- **What the task requires**
The listing below must be duplicated in full, with nothing altered.

- **Given records**
*** Begin section ***

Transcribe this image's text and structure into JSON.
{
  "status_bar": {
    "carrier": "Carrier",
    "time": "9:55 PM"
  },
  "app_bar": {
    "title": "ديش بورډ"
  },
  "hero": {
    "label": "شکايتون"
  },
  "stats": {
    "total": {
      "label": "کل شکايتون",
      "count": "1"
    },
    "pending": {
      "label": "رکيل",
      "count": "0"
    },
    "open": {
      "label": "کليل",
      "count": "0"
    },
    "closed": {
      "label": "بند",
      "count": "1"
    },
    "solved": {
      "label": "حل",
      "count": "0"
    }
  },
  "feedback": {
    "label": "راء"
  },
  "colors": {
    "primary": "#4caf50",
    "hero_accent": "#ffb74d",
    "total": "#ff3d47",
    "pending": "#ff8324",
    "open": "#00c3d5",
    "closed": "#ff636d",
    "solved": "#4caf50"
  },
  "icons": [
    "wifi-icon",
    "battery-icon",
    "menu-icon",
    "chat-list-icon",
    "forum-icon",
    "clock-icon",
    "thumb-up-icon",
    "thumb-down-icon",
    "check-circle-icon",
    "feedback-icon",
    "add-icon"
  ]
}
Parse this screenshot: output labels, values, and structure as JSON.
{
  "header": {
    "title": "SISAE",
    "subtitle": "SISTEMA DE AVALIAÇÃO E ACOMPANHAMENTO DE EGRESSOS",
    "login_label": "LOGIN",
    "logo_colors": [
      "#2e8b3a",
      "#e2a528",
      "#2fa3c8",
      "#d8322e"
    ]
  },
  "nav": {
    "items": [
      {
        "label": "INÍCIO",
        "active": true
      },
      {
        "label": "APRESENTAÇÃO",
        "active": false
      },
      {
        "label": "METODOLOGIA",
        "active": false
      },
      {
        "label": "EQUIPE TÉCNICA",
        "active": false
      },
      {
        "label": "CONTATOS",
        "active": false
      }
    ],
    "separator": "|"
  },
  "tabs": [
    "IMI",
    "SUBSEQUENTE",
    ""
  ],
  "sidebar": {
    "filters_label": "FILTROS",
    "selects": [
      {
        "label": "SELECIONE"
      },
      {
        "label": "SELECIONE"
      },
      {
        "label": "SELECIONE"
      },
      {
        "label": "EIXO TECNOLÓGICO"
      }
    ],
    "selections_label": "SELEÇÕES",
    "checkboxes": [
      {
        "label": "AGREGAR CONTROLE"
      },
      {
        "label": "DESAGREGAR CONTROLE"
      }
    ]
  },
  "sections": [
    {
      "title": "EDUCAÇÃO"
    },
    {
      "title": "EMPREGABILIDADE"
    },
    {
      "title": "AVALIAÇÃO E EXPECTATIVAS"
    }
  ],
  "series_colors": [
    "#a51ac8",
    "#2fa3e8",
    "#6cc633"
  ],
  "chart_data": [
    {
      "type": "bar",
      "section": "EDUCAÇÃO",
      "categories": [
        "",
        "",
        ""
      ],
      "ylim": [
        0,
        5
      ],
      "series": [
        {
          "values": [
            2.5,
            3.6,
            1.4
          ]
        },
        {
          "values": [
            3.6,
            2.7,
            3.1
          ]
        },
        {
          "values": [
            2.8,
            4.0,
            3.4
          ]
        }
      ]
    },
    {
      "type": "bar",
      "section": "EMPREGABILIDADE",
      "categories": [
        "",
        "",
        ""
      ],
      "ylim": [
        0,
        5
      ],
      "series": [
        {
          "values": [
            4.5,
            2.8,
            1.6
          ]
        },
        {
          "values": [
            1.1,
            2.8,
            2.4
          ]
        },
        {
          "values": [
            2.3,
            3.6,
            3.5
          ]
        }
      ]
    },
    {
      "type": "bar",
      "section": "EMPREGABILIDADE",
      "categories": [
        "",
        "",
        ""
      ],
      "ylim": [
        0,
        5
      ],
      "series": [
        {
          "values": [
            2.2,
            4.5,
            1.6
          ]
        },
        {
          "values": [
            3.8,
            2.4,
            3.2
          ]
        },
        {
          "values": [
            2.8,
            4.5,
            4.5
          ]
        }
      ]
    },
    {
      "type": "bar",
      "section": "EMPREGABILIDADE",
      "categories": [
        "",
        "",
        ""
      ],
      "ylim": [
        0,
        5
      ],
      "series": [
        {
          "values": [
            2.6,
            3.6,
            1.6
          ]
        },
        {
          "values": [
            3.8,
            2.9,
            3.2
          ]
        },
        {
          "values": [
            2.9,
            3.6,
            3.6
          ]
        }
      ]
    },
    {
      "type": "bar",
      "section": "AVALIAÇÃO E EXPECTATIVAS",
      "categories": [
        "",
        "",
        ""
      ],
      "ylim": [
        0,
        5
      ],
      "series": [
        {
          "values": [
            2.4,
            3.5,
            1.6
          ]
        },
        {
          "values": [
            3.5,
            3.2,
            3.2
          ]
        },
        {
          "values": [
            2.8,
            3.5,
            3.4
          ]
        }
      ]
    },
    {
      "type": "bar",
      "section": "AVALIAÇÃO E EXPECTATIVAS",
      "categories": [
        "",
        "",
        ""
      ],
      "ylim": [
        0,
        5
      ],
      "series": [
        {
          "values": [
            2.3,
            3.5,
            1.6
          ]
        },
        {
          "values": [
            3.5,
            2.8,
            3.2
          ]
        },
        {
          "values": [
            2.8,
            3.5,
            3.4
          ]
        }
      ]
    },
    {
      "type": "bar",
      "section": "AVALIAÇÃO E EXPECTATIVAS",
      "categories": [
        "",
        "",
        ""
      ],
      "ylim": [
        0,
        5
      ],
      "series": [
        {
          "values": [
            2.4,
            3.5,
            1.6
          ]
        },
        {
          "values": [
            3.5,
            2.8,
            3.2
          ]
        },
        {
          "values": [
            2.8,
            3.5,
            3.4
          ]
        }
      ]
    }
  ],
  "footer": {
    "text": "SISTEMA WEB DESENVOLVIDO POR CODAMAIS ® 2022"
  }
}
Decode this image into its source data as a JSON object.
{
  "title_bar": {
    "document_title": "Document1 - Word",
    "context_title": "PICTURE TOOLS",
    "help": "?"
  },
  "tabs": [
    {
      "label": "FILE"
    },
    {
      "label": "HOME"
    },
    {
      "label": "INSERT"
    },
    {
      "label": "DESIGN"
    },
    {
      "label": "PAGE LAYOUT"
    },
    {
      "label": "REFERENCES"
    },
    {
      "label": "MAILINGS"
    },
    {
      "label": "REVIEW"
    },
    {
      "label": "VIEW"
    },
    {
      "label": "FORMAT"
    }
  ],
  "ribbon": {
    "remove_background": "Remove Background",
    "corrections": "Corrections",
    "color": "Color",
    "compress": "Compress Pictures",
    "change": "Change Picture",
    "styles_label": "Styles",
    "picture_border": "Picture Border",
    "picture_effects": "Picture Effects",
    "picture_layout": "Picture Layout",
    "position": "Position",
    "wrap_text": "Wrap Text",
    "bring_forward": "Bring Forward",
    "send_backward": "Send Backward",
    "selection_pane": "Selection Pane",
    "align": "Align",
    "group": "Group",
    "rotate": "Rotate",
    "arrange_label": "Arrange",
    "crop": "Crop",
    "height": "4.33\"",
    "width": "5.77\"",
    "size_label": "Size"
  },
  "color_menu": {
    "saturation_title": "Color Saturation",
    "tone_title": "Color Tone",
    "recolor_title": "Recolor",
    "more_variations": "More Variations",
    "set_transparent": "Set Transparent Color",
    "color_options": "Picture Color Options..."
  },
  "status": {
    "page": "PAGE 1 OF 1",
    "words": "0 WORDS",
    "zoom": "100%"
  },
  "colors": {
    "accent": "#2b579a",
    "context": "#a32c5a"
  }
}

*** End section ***

- **Solution for this task**
Transcribe this image's text and structure into JSON.
{
  "status_bar": {
    "carrier": "Carrier",
    "time": "9:55 PM"
  },
  "app_bar": {
    "title": "ديش بورډ"
  },
  "hero": {
    "label": "شکايتون"
  },
  "stats": {
    "total": {
      "label": "کل شکايتون",
      "count": "1"
    },
    "pending": {
      "label": "رکيل",
      "count": "0"
    },
    "open": {
      "label": "کليل",
      "count": "0"
    },
    "closed": {
      "label": "بند",
      "count": "1"
    },
    "solved": {
      "label": "حل",
      "count": "0"
    }
  },
  "feedback": {
    "label": "راء"
  },
  "colors": {
    "primary": "#4caf50",
    "hero_accent": "#ffb74d",
    "total": "#ff3d47",
    "pending": "#ff8324",
    "open": "#00c3d5",
    "closed": "#ff636d",
    "solved": "#4caf50"
  },
  "icons": [
    "wifi-icon",
    "battery-icon",
    "menu-icon",
    "chat-list-icon",
    "forum-icon",
    "clock-icon",
    "thumb-up-icon",
    "thumb-down-icon",
    "check-circle-icon",
    "feedback-icon",
    "add-icon"
  ]
}
Parse this screenshot: output labels, values, and structure as JSON.
{
  "header": {
    "title": "SISAE",
    "subtitle": "SISTEMA DE AVALIAÇÃO E ACOMPANHAMENTO DE EGRESSOS",
    "login_label": "LOGIN",
    "logo_colors": [
      "#2e8b3a",
      "#e2a528",
      "#2fa3c8",
      "#d8322e"
    ]
  },
  "nav": {
    "items": [
      {
        "label": "INÍCIO",
        "active": true
      },
      {
        "label": "APRESENTAÇÃO",
        "active": false
      },
      {
        "label": "METODOLOGIA",
        "active": false
      },
      {
        "label": "EQUIPE TÉCNICA",
        "active": false
      },
      {
        "label": "CONTATOS",
        "active": false
      }
    ],
    "separator": "|"
  },
  "tabs": [
    "IMI",
    "SUBSEQUENTE",
    ""
  ],
  "sidebar": {
    "filters_label": "FILTROS",
    "selects": [
      {
        "label": "SELECIONE"
      },
      {
        "label": "SELECIONE"
      },
      {
        "label": "SELECIONE"
      },
      {
        "label": "EIXO TECNOLÓGICO"
      }
    ],
    "selections_label": "SELEÇÕES",
    "checkboxes": [
      {
        "label": "AGREGAR CONTROLE"
      },
      {
        "label": "DESAGREGAR CONTROLE"
      }
    ]
  },
  "sections": [
    {
      "title": "EDUCAÇÃO"
    },
    {
      "title": "EMPREGABILIDADE"
    },
    {
      "title": "AVALIAÇÃO E EXPECTATIVAS"
    }
  ],
  "series_colors": [
    "#a51ac8",
    "#2fa3e8",
    "#6cc633"
  ],
  "chart_data": [
    {
      "type": "bar",
      "section": "EDUCAÇÃO",
      "categories": [
        "",
        "",
        ""
      ],
      "ylim": [
        0,
        5
      ],
      "series": [
        {
          "values": [
            2.5,
            3.6,
            1.4
          ]
        },
        {
          "values": [
            3.6,
            2.7,
            3.1
          ]
        },
        {
          "values": [
            2.8,
            4.0,
            3.4
          ]
        }
      ]
    },
    {
      "type": "bar",
      "section": "EMPREGABILIDADE",
      "categories": [
        "",
        "",
        ""
      ],
      "ylim": [
        0,
        5
      ],
      "series": [
        {
          "values": [
            4.5,
            2.8,
            1.6
          ]
        },
        {
          "values": [
            1.1,
            2.8,
            2.4
          ]
        },
        {
          "values": [
            2.3,
            3.6,
            3.5
          ]
        }
      ]
    },
    {
      "type": "bar",
      "section": "EMPREGABILIDADE",
      "categories": [
        "",
        "",
        ""
      ],
      "ylim": [
        0,
        5
      ],
      "series": [
        {
          "values": [
            2.2,
            4.5,
            1.6
          ]
        },
        {
          "values": [
            3.8,
            2.4,
            3.2
          ]
        },
        {
          "values": [
            2.8,
            4.5,
            4.5
          ]
        }
      ]
    },
    {
      "type": "bar",
      "section": "EMPREGABILIDADE",
      "categories": [
        "",
        "",
        ""
      ],
      "ylim": [
        0,
        5
      ],
      "series": [
        {
          "values": [
            2.6,
            3.6,
            1.6
          ]
        },
        {
          "values": [
            3.8,
            2.9,
            3.2
          ]
        },
        {
          "values": [
            2.9,
            3.6,
            3.6
          ]
        }
      ]
    },
    {
      "type": "bar",
      "section": "AVALIAÇÃO E EXPECTATIVAS",
      "categories": [
        "",
        "",
        ""
      ],
      "ylim": [
        0,
        5
      ],
      "series": [
        {
          "values": [
            2.4,
            3.5,
            1.6
          ]
        },
        {
          "values": [
            3.5,
            3.2,
            3.2
          ]
        },
        {
          "values": [
            2.8,
            3.5,
            3.4
          ]
        }
      ]
    },
    {
      "type": "bar",
      "section": "AVALIAÇÃO E EXPECTATIVAS",
      "categories": [
        "",
        "",
        ""
      ],
      "ylim": [
        0,
        5
      ],
      "series": [
        {
          "values": [
            2.3,
            3.5,
            1.6
          ]
        },
        {
          "values": [
            3.5,
            2.8,
            3.2
          ]
        },
        {
          "values": [
            2.8,
            3.5,
            3.4
          ]
        }
      ]
    },
    {
      "type": "bar",
      "section": "AVALIAÇÃO E EXPECTATIVAS",
      "categories": [
        "",
        "",
        ""
      ],
      "ylim": [
        0,
        5
      ],
      "series": [
        {
          "values": [
            2.4,
            3.5,
            1.6
          ]
        },
        {
          "values": [
            3.5,
            2.8,
            3.2
          ]
        },
        {
          "values": [
            2.8,
            3.5,
            3.4
          ]
        }
      ]
    }
  ],
  "footer": {
    "text": "SISTEMA WEB DESENVOLVIDO POR CODAMAIS ® 2022"
  }
}
Decode this image into its source data as a JSON object.
{
  "title_bar": {
    "document_title": "Document1 - Word",
    "context_title": "PICTURE TOOLS",
    "help": "?"
  },
  "tabs": [
    {
      "label": "FILE"
    },
    {
      "label": "HOME"
    },
    {
      "label": "INSERT"
    },
    {
      "label": "DESIGN"
    },
    {
      "label": "PAGE LAYOUT"
    },
    {
      "label": "REFERENCES"
    },
    {
      "label": "MAILINGS"
    },
    {
      "label": "REVIEW"
    },
    {
      "label": "VIEW"
    },
    {
      "label": "FORMAT"
    }
  ],
  "ribbon": {
    "remove_background": "Remove Background",
    "corrections": "Corrections",
    "color": "Color",
    "compress": "Compress Pictures",
    "change": "Change Picture",
    "styles_label": "Styles",
    "picture_border": "Picture Border",
    "picture_effects": "Picture Effects",
    "picture_layout": "Picture Layout",
    "position": "Position",
    "wrap_text": "Wrap Text",
    "bring_forward": "Bring Forward",
    "send_backward": "Send Backward",
    "selection_pane": "Selection Pane",
    "align": "Align",
    "group": "Group",
    "rotate": "Rotate",
    "arrange_label": "Arrange",
    "crop": "Crop",
    "height": "4.33\"",
    "width": "5.77\"",
    "size_label": "Size"
  },
  "color_menu": {
    "saturation_title": "Color Saturation",
    "tone_title": "Color Tone",
    "recolor_title": "Recolor",
    "more_variations": "More Variations",
    "set_transparent": "Set Transparent Color",
    "color_options": "Picture Color Options..."
  },
  "status": {
    "page": "PAGE 1 OF 1",
    "words": "0 WORDS",
    "zoom": "100%"
  },
  "colors": {
    "accent": "#2b579a",
    "context": "#a32c5a"
  }
}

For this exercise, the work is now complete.